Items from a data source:

*** Begin section ***

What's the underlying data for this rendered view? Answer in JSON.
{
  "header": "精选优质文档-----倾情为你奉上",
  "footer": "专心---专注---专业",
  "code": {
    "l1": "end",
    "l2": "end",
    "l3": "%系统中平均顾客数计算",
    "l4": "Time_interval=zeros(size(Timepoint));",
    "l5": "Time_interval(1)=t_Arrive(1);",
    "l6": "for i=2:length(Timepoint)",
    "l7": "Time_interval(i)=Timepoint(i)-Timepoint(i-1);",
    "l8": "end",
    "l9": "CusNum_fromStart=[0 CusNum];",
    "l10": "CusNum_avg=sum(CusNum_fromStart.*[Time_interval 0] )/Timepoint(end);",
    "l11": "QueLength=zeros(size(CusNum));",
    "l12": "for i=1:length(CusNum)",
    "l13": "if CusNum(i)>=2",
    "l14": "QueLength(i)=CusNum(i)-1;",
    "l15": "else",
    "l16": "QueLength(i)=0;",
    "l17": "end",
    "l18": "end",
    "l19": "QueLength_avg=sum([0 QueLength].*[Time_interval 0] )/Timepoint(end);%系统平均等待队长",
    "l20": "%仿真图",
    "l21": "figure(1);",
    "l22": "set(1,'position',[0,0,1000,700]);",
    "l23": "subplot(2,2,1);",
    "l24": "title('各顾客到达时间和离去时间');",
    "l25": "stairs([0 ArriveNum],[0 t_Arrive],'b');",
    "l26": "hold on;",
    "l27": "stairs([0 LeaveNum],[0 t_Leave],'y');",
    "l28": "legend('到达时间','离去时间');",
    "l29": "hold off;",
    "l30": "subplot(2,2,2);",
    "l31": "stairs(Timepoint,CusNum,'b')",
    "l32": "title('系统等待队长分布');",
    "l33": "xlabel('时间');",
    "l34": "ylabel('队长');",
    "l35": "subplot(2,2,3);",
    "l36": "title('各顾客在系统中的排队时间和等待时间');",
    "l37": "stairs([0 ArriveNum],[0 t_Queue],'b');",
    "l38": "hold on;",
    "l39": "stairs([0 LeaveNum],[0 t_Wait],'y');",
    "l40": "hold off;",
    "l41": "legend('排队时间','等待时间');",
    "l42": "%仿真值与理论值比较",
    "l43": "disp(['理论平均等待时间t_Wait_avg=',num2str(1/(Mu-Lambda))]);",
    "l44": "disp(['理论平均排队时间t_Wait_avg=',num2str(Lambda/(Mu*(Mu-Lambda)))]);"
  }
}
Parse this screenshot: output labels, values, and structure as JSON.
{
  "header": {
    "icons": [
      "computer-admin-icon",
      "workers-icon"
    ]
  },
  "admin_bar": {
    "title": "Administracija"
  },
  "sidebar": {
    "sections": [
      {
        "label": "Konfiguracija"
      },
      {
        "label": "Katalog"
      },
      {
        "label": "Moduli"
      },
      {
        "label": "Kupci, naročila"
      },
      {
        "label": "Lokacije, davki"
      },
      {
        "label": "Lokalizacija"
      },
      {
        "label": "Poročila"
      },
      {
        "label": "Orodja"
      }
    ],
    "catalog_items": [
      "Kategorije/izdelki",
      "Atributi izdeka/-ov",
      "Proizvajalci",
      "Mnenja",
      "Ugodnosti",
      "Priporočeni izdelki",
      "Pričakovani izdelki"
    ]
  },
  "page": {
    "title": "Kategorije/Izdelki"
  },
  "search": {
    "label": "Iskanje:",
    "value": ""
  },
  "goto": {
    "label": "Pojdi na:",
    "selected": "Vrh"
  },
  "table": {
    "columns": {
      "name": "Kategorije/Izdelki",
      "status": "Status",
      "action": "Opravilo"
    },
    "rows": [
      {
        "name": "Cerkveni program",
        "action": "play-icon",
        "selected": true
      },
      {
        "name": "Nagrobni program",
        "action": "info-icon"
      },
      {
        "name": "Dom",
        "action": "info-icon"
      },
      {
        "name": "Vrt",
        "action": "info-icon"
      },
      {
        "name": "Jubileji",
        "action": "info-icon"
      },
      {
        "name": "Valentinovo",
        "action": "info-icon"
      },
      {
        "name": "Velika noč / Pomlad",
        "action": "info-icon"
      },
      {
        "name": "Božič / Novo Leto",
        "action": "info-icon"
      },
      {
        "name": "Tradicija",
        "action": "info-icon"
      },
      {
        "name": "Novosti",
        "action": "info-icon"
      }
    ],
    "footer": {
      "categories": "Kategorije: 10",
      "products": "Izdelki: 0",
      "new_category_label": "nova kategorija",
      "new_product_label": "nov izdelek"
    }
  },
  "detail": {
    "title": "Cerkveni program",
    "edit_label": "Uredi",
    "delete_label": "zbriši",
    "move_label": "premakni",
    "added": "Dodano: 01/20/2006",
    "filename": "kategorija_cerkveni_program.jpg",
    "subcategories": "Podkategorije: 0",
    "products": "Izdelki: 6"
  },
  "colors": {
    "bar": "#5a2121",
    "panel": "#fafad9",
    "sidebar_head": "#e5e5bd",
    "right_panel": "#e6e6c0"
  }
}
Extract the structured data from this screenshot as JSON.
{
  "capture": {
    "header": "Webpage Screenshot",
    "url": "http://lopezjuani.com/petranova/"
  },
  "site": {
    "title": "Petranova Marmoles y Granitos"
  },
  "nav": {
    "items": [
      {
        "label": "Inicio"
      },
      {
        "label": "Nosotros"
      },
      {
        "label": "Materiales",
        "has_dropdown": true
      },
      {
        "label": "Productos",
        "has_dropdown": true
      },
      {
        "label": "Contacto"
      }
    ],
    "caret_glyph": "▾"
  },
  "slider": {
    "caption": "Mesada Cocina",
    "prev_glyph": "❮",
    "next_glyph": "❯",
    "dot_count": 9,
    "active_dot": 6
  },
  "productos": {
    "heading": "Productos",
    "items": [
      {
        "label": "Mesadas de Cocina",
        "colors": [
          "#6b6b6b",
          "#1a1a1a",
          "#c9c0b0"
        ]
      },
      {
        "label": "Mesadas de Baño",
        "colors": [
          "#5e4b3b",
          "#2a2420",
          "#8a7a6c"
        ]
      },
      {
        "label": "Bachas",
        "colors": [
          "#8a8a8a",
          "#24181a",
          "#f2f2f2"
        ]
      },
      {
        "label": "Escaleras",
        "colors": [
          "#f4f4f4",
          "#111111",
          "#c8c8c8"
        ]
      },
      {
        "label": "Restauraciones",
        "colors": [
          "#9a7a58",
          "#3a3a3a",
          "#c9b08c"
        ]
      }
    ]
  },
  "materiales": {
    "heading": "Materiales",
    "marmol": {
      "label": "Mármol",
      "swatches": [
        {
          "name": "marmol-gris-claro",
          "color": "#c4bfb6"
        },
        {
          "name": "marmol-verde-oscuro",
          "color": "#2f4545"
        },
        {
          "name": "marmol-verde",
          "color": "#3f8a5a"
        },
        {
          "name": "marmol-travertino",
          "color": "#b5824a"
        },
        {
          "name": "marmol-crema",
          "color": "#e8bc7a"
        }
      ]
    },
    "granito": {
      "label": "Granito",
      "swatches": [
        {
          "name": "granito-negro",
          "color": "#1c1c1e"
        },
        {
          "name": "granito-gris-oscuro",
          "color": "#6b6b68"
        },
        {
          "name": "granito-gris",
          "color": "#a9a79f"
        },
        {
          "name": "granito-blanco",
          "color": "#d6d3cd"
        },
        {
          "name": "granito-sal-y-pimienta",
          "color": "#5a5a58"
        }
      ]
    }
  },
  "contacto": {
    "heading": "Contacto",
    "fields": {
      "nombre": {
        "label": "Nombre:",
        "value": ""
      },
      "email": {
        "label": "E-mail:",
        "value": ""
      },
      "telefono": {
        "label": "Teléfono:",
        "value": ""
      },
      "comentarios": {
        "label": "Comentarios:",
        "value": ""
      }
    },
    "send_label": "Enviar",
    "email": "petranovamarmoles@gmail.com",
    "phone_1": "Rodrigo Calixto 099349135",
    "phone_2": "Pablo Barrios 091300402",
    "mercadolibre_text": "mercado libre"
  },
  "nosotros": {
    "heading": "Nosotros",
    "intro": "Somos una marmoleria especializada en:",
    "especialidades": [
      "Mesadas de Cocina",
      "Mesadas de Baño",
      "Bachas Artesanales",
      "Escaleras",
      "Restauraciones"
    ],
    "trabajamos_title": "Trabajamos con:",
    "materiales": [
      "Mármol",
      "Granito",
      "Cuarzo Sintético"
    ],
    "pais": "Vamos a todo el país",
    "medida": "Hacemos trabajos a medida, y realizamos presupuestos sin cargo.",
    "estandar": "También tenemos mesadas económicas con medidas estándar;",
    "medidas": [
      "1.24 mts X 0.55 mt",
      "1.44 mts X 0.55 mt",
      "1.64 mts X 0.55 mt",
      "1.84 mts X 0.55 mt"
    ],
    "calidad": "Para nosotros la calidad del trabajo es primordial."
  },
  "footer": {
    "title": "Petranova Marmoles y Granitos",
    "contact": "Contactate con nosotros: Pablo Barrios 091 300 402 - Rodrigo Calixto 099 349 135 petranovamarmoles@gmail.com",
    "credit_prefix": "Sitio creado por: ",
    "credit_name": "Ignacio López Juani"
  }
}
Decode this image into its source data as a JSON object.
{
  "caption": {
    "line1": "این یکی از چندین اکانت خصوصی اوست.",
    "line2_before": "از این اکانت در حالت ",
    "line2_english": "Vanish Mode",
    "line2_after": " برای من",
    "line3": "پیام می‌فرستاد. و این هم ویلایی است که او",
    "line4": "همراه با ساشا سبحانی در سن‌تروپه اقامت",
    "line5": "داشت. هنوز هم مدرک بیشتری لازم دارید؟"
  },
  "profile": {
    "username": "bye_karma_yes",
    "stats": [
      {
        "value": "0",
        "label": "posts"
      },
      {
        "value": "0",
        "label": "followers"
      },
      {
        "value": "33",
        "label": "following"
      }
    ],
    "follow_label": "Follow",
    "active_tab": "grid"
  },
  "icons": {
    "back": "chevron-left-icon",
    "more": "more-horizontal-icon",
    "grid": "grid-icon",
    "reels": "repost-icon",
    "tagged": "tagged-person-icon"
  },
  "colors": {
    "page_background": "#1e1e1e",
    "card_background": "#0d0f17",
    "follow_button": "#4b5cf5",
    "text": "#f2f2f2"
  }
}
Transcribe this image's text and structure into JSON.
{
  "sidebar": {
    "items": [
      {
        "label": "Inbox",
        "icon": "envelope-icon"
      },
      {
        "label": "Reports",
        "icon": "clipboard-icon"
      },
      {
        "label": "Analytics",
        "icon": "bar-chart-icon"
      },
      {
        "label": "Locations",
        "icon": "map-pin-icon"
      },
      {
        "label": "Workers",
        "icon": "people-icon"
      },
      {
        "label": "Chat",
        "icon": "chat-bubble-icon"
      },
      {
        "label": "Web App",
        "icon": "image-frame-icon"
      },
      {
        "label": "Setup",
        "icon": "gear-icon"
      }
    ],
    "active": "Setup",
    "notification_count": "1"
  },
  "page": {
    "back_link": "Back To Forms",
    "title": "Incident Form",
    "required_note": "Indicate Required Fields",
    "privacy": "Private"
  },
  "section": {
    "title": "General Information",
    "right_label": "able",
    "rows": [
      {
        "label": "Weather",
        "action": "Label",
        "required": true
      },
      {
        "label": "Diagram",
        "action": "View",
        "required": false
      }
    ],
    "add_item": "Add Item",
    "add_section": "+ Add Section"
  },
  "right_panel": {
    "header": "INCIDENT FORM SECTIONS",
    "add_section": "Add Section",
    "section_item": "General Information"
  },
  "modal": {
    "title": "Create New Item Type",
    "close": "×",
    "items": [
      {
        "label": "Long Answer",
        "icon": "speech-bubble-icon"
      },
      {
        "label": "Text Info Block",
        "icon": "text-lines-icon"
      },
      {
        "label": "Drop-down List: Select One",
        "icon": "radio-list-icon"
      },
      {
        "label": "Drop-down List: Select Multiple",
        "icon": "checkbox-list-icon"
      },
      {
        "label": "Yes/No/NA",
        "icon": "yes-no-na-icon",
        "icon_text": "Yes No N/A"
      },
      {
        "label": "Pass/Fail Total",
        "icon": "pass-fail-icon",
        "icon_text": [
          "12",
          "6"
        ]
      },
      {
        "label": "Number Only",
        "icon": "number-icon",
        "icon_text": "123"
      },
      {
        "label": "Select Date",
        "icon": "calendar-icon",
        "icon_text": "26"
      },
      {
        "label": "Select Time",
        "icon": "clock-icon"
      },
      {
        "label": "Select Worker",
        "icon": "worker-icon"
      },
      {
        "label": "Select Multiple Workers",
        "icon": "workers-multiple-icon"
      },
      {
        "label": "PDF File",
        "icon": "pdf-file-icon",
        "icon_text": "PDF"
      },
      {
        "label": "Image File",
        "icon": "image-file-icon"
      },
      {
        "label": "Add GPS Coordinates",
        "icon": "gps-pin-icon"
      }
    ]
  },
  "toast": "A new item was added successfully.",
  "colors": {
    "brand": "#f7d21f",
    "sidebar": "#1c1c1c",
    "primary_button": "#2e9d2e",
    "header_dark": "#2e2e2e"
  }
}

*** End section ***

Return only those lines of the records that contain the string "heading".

Your solution:
    "heading": "Productos",
    "heading": "Materiales",
    "heading": "Contacto",
    "heading": "Nosotros",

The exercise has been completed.